It Ain't Looking Good
The latest update: We are where the red star is on the map.
The oil is escaping from two leaks in a drilling pipe about 5,000 feet below the surface. The leaks threaten hundreds of miles of coastline in four states, with waters that are home to dolphins, sea birds, and prime fishing and tourism areas.
If crews cannot stop the leak quickly, they might need to drill another well to redirect the oil, a laborious process that could take weeks while oil washes up along a broad stretch of shore, from the white-sand beaches of Florida's Panhandle to the swamps of Louisiana.

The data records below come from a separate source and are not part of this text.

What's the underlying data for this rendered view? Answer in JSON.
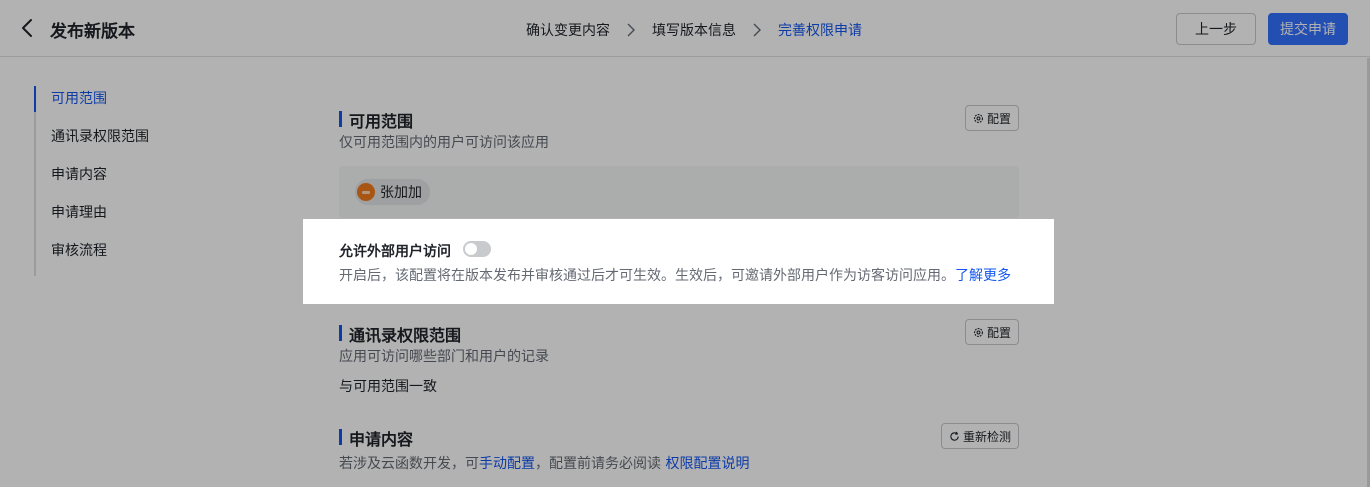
{
  "header": {
    "title": "发布新版本",
    "steps": [
      "确认变更内容",
      "填写版本信息",
      "完善权限申请"
    ],
    "active_step": 2,
    "prev_label": "上一步",
    "submit_label": "提交申请"
  },
  "nav": {
    "items": [
      "可用范围",
      "通讯录权限范围",
      "申请内容",
      "申请理由",
      "审核流程"
    ],
    "active_index": 0
  },
  "availability": {
    "title": "可用范围",
    "desc": "仅可用范围内的用户可访问该应用",
    "config_label": "配置",
    "member": "张加加"
  },
  "external": {
    "label": "允许外部用户访问",
    "enabled": false,
    "desc": "开启后，该配置将在版本发布并审核通过后才可生效。生效后，可邀请外部用户作为访客访问应用。",
    "learn_more": "了解更多"
  },
  "contacts": {
    "title": "通讯录权限范围",
    "desc": "应用可访问哪些部门和用户的记录",
    "config_label": "配置",
    "value": "与可用范围一致"
  },
  "request": {
    "title": "申请内容",
    "recheck_label": "重新检测",
    "desc_prefix": "若涉及云函数开发，可",
    "manual_link": "手动配置",
    "desc_middle": "，配置前请务必阅读",
    "doc_link": "权限配置说明"
  },
  "colors": {
    "accent": "#1456f0",
    "primary_button": "#3370ff"
  }
}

We are direct center of the two locations.
As of Monday afternoon, an area 48 miles long and 39 miles wide (TWICE AS BIG AS YESTERDAY YA'LL) was covered by oil that leaked from the site of the rig, which was owned by Transocean Ltd. and operated by BP PLC. The rig is pumping approximately 42,000 gallons of oil a day, into the Gulf. The 32 skim boats are able to skim about 11,000 gallons of an oily watery mix a day at maximum. 1/2 oil, 1/2 water equals about 5,500 gallons a day. Can you do the math? 13% of what is being pumped into the Gulf. To make matters worse the skim boats have not been able to work the entire weekend due to weather conditions being unsafe after all those bad storms we had.
The U.S. spill, moving slowly north and spreading east and west, was about 30 miles from the Chandeleur Islands off the Louisiana coast Tuesday. The National Oceanographic and Atmospheric Administration said oil would not reach the coast for several days. The Coast Guard said kinks in the pipe were helping stem the flow of oil.

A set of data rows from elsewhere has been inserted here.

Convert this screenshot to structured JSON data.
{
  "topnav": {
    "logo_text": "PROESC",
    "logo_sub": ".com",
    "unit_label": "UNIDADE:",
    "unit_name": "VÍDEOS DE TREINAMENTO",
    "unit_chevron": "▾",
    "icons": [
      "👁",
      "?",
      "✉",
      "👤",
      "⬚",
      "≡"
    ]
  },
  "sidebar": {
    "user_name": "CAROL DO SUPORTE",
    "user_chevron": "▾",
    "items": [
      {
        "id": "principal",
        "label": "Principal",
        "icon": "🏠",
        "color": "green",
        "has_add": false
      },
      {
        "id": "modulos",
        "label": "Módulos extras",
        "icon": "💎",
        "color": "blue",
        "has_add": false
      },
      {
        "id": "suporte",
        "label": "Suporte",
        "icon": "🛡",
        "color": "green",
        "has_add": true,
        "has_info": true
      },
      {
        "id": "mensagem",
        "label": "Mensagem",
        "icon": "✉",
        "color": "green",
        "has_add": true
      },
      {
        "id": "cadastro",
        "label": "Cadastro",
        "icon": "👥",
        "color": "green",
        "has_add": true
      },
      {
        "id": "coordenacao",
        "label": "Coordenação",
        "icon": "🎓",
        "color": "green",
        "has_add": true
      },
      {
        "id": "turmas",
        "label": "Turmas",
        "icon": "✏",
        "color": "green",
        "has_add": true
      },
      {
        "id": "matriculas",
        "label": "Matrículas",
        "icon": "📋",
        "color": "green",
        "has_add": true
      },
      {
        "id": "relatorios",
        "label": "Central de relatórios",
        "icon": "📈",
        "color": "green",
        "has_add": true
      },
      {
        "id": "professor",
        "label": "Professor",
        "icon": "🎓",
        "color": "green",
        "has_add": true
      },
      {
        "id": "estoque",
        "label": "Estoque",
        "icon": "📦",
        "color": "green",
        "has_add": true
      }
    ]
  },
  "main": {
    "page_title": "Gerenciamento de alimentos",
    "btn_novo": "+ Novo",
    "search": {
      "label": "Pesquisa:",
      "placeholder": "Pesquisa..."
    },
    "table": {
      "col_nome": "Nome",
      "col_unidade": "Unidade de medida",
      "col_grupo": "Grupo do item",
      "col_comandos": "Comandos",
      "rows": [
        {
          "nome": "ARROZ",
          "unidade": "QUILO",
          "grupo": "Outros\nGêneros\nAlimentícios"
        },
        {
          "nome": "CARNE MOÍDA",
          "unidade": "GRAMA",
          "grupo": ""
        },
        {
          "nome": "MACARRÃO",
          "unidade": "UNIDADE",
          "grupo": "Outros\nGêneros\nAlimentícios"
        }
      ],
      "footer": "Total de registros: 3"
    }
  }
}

Officials say there will be no shoreline impact from an oil leak in the Gulf of Mexico for at least another three days.
Sperm whales have been spotted in the oil, they do not appear to be in distress at this time, but there is no real way to determine this. There are grave concerns, and measures are being taken to protect the wildlife in these areas.
It is likely to destroy the beaches for an extended period of time,once it reaches shore.

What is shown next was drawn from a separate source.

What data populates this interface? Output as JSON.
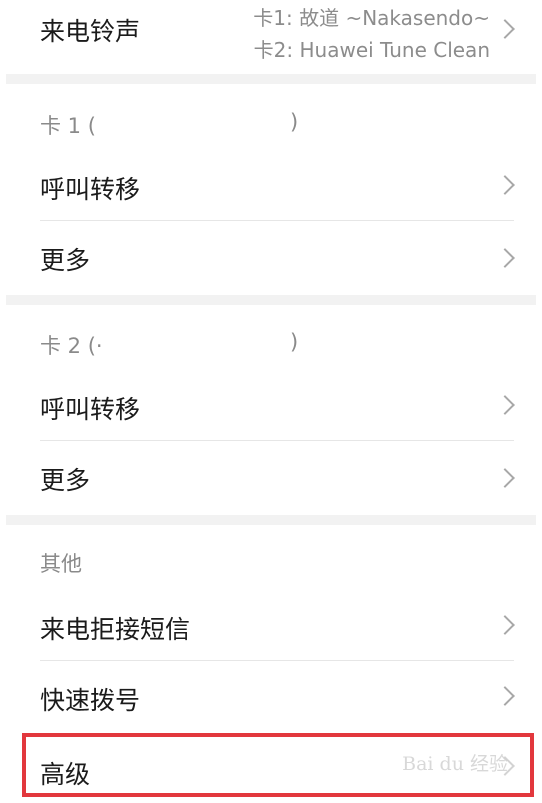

It's like a hurricane out there brewing, and we are just waiting to see where it hits. I am heartbroken, it's nesting season for the turtles, mating season for the dolphins, and these whales are pumping oil through their bodies.
I will keep you updated, our tourism and fishing is our livelihoods here. Please say a prayer for the people who depend on these industries to feed their families, especially the oyster harvesters. Like the other animals, this will effect the oysters for years.
Without fishing, I will need you all to rotate shifts babysitting the Captain. Makes me sick, makes me sick. My dolphins............
Big Kiss BP! Big kiss!